— DATA SHOWN —
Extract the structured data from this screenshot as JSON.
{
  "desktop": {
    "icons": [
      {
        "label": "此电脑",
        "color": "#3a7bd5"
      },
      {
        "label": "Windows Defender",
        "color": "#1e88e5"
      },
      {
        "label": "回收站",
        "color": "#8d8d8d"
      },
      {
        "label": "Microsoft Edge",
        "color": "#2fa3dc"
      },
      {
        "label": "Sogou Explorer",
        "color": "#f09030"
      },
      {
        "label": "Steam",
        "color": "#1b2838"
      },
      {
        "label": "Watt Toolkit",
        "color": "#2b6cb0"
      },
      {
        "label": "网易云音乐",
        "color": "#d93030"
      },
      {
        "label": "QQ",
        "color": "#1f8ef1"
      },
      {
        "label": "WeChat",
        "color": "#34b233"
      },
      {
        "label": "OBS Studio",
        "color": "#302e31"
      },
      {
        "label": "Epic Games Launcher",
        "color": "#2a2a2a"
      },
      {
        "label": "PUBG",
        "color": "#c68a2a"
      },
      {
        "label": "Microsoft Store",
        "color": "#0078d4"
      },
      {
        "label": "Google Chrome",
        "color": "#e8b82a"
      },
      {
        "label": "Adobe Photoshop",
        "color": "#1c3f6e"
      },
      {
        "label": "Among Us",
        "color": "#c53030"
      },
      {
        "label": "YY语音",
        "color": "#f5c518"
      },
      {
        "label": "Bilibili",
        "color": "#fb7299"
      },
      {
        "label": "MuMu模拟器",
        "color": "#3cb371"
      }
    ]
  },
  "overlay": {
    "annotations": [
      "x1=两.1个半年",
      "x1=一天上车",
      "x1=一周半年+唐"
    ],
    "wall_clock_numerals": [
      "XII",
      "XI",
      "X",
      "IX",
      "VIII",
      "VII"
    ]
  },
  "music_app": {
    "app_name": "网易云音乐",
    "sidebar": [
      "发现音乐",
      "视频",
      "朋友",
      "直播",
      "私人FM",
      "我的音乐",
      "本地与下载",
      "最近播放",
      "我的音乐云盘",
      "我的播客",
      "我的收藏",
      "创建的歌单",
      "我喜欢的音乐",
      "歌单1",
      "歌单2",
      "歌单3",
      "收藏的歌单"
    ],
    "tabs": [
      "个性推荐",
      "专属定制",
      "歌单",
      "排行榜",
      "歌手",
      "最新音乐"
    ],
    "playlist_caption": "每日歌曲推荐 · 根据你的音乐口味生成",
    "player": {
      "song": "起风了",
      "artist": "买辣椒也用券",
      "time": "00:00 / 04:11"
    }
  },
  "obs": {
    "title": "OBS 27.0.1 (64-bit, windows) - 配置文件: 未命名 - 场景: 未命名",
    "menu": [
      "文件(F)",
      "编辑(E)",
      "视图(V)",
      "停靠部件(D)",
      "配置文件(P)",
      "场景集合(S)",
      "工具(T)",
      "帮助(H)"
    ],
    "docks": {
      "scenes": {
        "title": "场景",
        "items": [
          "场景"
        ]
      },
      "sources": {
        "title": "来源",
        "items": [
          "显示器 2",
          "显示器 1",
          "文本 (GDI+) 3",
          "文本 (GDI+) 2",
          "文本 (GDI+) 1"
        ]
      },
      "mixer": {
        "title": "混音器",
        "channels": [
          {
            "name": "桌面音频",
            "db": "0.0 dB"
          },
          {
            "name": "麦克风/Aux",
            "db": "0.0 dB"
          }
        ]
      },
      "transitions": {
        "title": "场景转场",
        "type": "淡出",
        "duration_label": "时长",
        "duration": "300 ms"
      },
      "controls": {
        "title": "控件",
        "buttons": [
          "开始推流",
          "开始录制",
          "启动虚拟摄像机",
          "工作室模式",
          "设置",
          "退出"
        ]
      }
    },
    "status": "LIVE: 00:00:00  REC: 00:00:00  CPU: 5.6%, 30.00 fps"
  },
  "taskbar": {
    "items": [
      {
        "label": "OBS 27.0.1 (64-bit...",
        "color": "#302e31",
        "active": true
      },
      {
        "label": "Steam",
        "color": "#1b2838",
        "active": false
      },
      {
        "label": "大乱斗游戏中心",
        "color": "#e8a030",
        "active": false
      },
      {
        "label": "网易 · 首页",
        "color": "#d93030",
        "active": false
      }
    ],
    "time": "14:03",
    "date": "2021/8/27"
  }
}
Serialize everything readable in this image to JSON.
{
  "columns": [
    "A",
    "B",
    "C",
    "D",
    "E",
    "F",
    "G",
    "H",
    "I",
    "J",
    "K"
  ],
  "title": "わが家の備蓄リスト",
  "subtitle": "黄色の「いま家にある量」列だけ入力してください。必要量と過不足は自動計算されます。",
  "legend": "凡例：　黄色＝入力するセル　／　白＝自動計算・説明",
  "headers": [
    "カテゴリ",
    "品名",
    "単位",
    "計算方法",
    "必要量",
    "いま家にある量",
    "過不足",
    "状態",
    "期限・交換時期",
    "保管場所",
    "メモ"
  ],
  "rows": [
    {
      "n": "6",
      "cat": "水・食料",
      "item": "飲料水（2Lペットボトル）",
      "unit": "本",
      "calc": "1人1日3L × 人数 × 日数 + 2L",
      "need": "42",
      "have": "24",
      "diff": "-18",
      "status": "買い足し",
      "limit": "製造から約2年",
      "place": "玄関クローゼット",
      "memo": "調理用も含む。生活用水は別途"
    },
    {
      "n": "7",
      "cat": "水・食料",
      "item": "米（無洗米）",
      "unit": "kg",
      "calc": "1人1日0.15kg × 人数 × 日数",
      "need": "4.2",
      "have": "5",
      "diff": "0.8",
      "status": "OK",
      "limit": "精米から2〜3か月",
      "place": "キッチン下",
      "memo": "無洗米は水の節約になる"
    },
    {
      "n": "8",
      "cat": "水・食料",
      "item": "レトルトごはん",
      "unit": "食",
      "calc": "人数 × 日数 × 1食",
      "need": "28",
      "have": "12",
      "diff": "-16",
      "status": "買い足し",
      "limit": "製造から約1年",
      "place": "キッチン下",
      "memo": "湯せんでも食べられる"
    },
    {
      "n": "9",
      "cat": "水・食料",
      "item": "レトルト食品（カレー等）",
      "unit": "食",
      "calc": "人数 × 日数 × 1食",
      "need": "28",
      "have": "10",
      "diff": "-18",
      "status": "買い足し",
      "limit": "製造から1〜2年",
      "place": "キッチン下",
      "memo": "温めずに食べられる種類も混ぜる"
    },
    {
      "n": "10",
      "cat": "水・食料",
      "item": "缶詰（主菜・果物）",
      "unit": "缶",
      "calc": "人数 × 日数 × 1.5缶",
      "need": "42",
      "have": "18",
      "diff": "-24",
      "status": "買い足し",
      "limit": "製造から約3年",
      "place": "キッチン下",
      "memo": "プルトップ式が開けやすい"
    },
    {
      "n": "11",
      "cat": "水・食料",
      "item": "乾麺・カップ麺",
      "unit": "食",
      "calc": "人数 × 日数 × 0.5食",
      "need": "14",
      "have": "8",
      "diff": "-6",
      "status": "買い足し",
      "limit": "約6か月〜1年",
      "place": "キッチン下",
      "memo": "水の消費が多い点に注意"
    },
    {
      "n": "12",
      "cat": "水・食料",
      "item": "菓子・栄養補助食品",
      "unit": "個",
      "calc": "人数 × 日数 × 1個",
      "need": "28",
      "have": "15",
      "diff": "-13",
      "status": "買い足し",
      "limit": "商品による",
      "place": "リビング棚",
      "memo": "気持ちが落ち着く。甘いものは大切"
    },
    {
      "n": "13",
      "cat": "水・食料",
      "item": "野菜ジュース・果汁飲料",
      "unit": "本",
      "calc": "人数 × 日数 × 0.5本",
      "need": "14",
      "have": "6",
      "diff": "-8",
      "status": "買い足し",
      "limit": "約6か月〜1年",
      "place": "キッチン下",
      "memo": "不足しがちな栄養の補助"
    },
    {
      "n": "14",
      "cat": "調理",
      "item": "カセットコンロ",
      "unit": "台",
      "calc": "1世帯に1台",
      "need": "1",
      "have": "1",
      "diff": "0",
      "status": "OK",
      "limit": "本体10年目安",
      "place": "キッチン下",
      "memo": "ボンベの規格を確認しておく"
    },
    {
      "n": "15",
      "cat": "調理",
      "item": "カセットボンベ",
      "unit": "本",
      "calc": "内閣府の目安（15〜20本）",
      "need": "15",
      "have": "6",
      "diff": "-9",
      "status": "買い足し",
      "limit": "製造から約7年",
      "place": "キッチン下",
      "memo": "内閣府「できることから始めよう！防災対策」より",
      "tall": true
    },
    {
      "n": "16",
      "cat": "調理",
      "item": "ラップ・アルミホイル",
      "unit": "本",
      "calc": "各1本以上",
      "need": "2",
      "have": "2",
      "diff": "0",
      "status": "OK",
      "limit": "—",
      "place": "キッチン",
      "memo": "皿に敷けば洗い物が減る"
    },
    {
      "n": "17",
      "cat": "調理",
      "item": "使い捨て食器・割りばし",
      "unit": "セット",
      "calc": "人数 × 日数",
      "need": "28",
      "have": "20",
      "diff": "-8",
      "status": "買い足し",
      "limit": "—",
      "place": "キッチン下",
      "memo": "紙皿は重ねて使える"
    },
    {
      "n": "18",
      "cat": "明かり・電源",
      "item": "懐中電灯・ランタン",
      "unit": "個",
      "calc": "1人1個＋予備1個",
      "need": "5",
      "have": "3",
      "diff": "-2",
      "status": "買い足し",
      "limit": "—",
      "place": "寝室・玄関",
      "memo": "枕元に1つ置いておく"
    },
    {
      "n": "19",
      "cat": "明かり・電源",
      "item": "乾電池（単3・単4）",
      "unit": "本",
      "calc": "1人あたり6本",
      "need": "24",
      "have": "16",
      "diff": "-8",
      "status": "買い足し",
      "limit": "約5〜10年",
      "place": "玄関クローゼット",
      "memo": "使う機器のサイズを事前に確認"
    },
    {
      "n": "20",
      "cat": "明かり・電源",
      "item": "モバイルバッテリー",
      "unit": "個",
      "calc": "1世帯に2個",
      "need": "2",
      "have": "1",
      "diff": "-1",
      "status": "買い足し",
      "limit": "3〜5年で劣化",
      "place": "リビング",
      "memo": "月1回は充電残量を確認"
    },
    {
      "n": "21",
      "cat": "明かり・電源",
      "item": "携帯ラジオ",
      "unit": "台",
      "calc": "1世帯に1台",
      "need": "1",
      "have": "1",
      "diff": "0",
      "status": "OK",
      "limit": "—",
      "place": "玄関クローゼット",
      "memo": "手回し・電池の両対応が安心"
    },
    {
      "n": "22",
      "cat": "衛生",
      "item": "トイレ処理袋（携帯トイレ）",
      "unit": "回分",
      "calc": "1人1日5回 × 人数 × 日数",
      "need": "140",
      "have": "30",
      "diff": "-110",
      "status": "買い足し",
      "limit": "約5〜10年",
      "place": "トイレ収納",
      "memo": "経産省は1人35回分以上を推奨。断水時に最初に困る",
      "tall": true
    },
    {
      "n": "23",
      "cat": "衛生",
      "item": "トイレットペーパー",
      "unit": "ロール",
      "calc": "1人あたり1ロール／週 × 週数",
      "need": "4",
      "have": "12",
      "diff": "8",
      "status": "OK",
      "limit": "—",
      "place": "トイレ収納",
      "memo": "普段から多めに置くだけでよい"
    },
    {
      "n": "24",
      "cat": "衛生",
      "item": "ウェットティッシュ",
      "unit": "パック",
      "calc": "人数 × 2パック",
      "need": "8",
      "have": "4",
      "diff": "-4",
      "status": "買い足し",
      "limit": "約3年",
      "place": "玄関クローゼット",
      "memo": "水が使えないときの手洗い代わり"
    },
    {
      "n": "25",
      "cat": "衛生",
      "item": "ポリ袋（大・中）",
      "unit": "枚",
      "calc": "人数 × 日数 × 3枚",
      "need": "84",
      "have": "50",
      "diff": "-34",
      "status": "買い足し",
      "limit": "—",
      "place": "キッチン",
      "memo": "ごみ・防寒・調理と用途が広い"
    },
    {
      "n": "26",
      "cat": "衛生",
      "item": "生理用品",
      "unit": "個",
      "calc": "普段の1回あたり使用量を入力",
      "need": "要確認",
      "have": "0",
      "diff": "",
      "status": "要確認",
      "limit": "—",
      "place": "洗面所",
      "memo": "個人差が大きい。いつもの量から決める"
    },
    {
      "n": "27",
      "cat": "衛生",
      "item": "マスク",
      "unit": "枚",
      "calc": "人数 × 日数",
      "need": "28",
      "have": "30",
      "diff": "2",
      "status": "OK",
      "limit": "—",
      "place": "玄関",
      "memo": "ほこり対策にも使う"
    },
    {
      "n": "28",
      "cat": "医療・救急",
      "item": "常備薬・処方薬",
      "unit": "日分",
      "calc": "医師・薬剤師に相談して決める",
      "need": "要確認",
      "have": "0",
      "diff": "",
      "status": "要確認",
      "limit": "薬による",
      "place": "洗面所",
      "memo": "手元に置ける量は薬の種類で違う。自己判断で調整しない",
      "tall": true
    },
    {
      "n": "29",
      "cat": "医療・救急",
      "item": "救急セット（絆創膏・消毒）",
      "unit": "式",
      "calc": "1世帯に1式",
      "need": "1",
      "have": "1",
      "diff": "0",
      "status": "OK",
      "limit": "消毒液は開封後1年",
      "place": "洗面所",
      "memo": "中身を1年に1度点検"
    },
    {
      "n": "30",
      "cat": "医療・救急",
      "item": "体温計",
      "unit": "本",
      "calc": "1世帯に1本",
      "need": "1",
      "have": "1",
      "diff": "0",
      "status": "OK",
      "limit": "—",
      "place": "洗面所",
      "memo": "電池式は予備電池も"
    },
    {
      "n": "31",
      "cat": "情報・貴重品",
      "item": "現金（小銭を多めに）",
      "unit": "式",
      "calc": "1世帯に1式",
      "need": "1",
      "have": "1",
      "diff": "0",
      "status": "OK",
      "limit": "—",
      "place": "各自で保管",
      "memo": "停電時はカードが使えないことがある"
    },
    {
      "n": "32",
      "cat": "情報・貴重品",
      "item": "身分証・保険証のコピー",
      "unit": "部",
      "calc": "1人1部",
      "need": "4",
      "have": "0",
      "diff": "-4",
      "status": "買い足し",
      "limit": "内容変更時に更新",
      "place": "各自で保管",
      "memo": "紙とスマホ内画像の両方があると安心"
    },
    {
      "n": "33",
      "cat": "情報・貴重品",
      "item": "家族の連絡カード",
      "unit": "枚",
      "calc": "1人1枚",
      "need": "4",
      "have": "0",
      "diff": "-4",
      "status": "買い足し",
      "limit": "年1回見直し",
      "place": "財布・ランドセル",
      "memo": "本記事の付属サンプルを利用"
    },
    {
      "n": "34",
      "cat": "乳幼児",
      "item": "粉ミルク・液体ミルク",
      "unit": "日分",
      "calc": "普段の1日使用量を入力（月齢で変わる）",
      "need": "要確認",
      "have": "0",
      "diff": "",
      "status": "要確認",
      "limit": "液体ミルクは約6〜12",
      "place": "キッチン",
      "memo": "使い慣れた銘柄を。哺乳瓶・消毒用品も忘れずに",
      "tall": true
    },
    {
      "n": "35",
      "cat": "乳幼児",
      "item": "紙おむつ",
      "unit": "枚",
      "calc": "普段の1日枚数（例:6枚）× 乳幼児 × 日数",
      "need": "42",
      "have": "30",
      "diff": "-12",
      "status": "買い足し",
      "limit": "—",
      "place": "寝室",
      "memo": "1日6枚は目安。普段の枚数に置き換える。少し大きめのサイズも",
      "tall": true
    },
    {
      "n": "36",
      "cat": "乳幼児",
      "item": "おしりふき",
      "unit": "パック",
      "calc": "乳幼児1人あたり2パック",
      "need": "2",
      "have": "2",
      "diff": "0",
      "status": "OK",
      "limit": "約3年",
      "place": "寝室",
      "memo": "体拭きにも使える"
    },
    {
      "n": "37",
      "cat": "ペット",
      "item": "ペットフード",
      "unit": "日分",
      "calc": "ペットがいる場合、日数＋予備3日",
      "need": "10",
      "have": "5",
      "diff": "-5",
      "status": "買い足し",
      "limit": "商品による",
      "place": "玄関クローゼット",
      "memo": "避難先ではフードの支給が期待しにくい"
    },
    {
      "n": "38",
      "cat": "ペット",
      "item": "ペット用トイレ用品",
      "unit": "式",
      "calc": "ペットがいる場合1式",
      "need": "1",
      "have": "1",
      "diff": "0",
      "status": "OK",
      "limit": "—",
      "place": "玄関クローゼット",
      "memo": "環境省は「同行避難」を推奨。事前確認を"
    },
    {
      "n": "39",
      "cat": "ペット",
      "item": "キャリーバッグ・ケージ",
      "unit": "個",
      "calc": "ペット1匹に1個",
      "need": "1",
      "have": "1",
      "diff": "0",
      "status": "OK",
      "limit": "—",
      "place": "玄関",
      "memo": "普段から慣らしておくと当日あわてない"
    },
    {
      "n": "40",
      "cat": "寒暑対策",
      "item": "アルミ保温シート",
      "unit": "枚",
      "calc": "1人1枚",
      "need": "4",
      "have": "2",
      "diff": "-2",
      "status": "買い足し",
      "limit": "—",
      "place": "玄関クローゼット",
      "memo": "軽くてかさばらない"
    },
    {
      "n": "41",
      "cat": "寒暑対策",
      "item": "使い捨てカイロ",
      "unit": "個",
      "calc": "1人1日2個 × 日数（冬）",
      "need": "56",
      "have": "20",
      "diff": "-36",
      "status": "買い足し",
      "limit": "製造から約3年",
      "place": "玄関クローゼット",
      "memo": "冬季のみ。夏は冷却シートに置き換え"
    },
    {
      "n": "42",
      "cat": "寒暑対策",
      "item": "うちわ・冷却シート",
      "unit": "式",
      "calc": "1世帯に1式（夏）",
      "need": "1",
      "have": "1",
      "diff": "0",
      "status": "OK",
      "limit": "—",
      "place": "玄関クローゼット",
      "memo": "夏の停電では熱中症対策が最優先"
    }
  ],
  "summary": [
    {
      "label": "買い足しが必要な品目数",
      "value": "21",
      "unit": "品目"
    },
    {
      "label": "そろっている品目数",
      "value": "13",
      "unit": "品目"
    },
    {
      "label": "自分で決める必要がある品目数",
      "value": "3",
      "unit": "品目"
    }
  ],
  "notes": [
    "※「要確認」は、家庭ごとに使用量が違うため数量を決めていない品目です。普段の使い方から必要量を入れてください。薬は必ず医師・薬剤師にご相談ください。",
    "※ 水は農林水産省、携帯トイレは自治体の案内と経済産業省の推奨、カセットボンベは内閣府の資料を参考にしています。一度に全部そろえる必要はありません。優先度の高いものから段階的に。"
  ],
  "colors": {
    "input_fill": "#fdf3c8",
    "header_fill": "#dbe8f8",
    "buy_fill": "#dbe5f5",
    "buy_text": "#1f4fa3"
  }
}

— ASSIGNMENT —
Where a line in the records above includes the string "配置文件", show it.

— TASK SOLUTION —
    "title": "OBS 27.0.1 (64-bit, windows) - 配置文件: 未命名 - 场景: 未命名",
      "配置文件(P)",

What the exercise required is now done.